Most Prized Possession

touch·stone noun \?t?ch-?st?n\
a test or criterion for determining the quality or genuineness of a thing

Maybe I’m using the wrong word here, and if there is a word that more aptly describes what I’m talking about I’d love to hear it.

There’s a classic acting exercise where you describe your character’s most prized possession. It should be a physical object, something that can be carried on their person It’s stronger to not think in financial terms. An example:

My character’s most prized possession is a medal he won in the seventh grade for winning the 100 yard dash. It was the one and only time his father ever hugged him.

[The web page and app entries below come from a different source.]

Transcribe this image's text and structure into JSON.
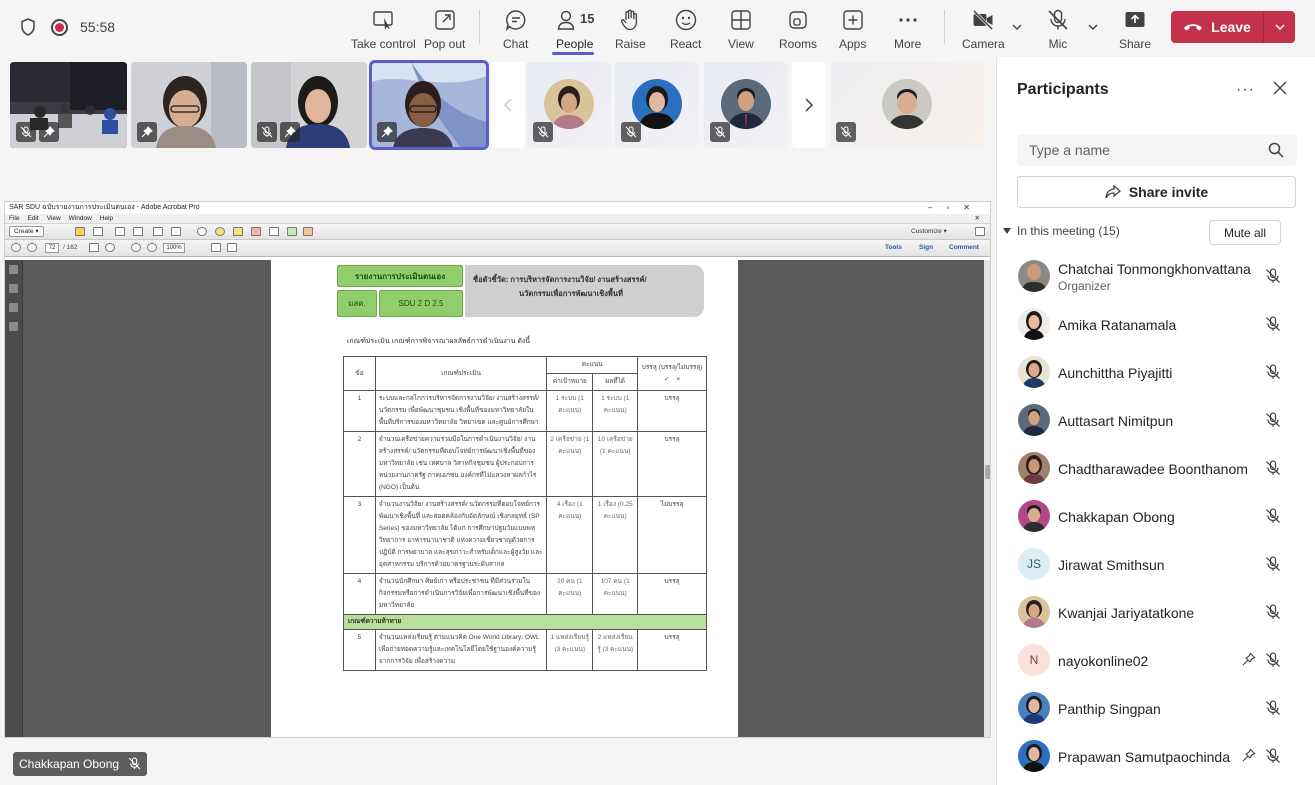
{
  "topbar": {
    "timer": "55:58",
    "people_count": "15",
    "buttons": {
      "take_control": "Take control",
      "pop_out": "Pop out",
      "chat": "Chat",
      "people": "People",
      "raise": "Raise",
      "react": "React",
      "view": "View",
      "rooms": "Rooms",
      "apps": "Apps",
      "more": "More",
      "camera": "Camera",
      "mic": "Mic",
      "share": "Share"
    },
    "leave_label": "Leave",
    "colors": {
      "accent": "#5b5fc7",
      "leave": "#c4314b"
    }
  },
  "acrobat": {
    "window_title": "SAR SDU ฉบับรายงานการประเมินตนเอง - Adobe Acrobat Pro",
    "menu": [
      "File",
      "Edit",
      "View",
      "Window",
      "Help"
    ],
    "create_label": "Create",
    "page_current": "72",
    "page_total": "/ 162",
    "zoom": "100%",
    "customize": "Customize",
    "tools": "Tools",
    "sign": "Sign",
    "comment": "Comment",
    "doc": {
      "report_label": "รายงานการประเมินตนเอง",
      "org_label": "มสด.",
      "code": "SDU 2 D 2.5",
      "indicator_title": "ชื่อตัวชี้วัด: การบริหารจัดการงานวิจัย/ งานสร้างสรรค์/",
      "indicator_title2": "นวัตกรรมเพื่อการพัฒนาเชิงพื้นที่",
      "criteria_heading": "เกณฑ์ประเมิน เกณฑ์การพิจารณาผลลัพธ์การดำเนินงาน ดังนี้",
      "col_no": "ข้อ",
      "col_criteria": "เกณฑ์ประเมิน",
      "col_score": "คะแนน",
      "col_target": "ค่าเป้าหมาย",
      "col_result": "ผลที่ได้",
      "col_achieve": "บรรลุ (บรรลุ/ไม่บรรลุ)",
      "col_check": "✓",
      "col_cross": "×",
      "rows": [
        {
          "no": "1",
          "text": "ระบบและกลไกการบริหารจัดการงานวิจัย/ งานสร้างสรรค์/ นวัตกรรม เพื่อพัฒนาชุมชน เชิงพื้นที่ของมหาวิทยาลัยในพื้นที่บริการของมหาวิทยาลัย วิทยาเขต และศูนย์การศึกษา",
          "target": "1 ระบบ (1 คะแนน)",
          "result": "1 ระบบ (1 คะแนน)",
          "achieved": "บรรลุ"
        },
        {
          "no": "2",
          "text": "จำนวนเครือข่ายความร่วมมือในการดำเนินงานวิจัย/ งานสร้างสรรค์/ นวัตกรรมที่ตอบโจทย์การพัฒนาเชิงพื้นที่ของมหาวิทยาลัย เช่น เทศบาล วิสาหกิจชุมชน ผู้ประกอบการ หน่วยงานภาครัฐ ภาคเอกชน องค์กรที่ไม่แสวงหาผลกำไร (NGO) เป็นต้น",
          "target": "2 เครือข่าย (1 คะแนน)",
          "result": "10 เครือข่าย (1 คะแนน)",
          "achieved": "บรรลุ"
        },
        {
          "no": "3",
          "text": "จำนวนงานวิจัย/ งานสร้างสรรค์/ นวัตกรรมที่ตอบโจทย์การพัฒนาเชิงพื้นที่ และสอดคล้องกับอัตลักษณ์ เชิงกลยุทธ์ (SP Series) ของมหาวิทยาลัย ได้แก่ การศึกษาปฐมวัยแบบพหุวิทยาการ อาหารนานาชาติ แห่งความเชี่ยวชาญด้วยการปฏิบัติ การพยาบาล และสุขภาวะสำหรับเด็กและผู้สูงวัย และอุตสาหกรรม บริการด้วยมาตรฐานระดับสากล",
          "target": "4 เรื่อง (1 คะแนน)",
          "result": "1 เรื่อง (0.25 คะแนน)",
          "achieved": "ไม่บรรลุ"
        },
        {
          "no": "4",
          "text": "จำนวนนักศึกษา ศิษย์เก่า หรือประชาชน ที่มีส่วนร่วมในกิจกรรมหรือการดำเนินการวิจัยเพื่อการพัฒนาเชิงพื้นที่ของมหาวิทยาลัย",
          "target": "20 คน (1 คะแนน)",
          "result": "107 คน (1 คะแนน)",
          "achieved": "บรรลุ"
        }
      ],
      "section_challenge": "เกณฑ์ความท้าทาย",
      "row5": {
        "no": "5",
        "text": "จำนวนแหล่งเรียนรู้ ตามแนวคิด One World Library: OWL เพื่อถ่ายทอดความรู้และเทคโนโลยีโดยใช้ฐานองค์ความรู้จากการวิจัย เพื่อสร้างความ",
        "target": "1 แหล่งเรียนรู้ (3 คะแนน)",
        "result": "2 แหล่งเรียนรู้ (3 คะแนน)",
        "achieved": "บรรลุ"
      }
    }
  },
  "speaker_tag": "Chakkapan Obong",
  "panel": {
    "title": "Participants",
    "search_placeholder": "Type a name",
    "share_invite": "Share invite",
    "section_label": "In this meeting (15)",
    "mute_all": "Mute all",
    "participants": [
      {
        "name": "Chatchai Tonmongkhonvattana",
        "role": "Organizer"
      },
      {
        "name": "Amika Ratanamala"
      },
      {
        "name": "Aunchittha Piyajitti"
      },
      {
        "name": "Auttasart Nimitpun"
      },
      {
        "name": "Chadtharawadee Boonthanom"
      },
      {
        "name": "Chakkapan Obong"
      },
      {
        "name": "Jirawat Smithsun",
        "initials": "JS"
      },
      {
        "name": "Kwanjai Jariyatatkone"
      },
      {
        "name": "nayokonline02",
        "initials": "N"
      },
      {
        "name": "Panthip Singpan"
      },
      {
        "name": "Prapawan Samutpaochinda"
      }
    ]
  }
}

Citizen Kane at its heart is a perfect example. I won’t spoil the ending for you just in case you haven’t seen the movie, but let’s just say that Kane’s most prized possession had nothing to do with his enormous wealth.

Physical objects are wonderful tools to get things out of your head and into your body. It’s the difference between reading an article about sunsets and seeing one while sitting on a mountaintop.

I’m playing hookey to act in a production of Brighton Beach Memoirs. And I’m doing a little variation on this physical object exercise to help me with the role. My character is the father who sacrifices all (including his heath) for the sake of his wife, his extended family, and his children.

I have a wife whom I love deeply, but I don’t have children. The love a parent has for a child is a bond so deep and on a level of caring so intense that it can’t be compared to anything else. So what do I have to draw on to understand that bond?

The closest I have is a niece and nephew. I love them both and want the best for them, so I’m borrowing them in my own mind as surrogates.

On my last birthday I got a hand-made card from my two-year-old niece. There was an outline of her hand on the outside and some art on the inside. It meant a lot to me to get it. I keep it on my mirror in the dressing room and I make sure I give it good looking over before I go onstage. That physical connection gives me much more background and understanding of the role than a hundred pages of written biography ever could.

About the author

Craig Mason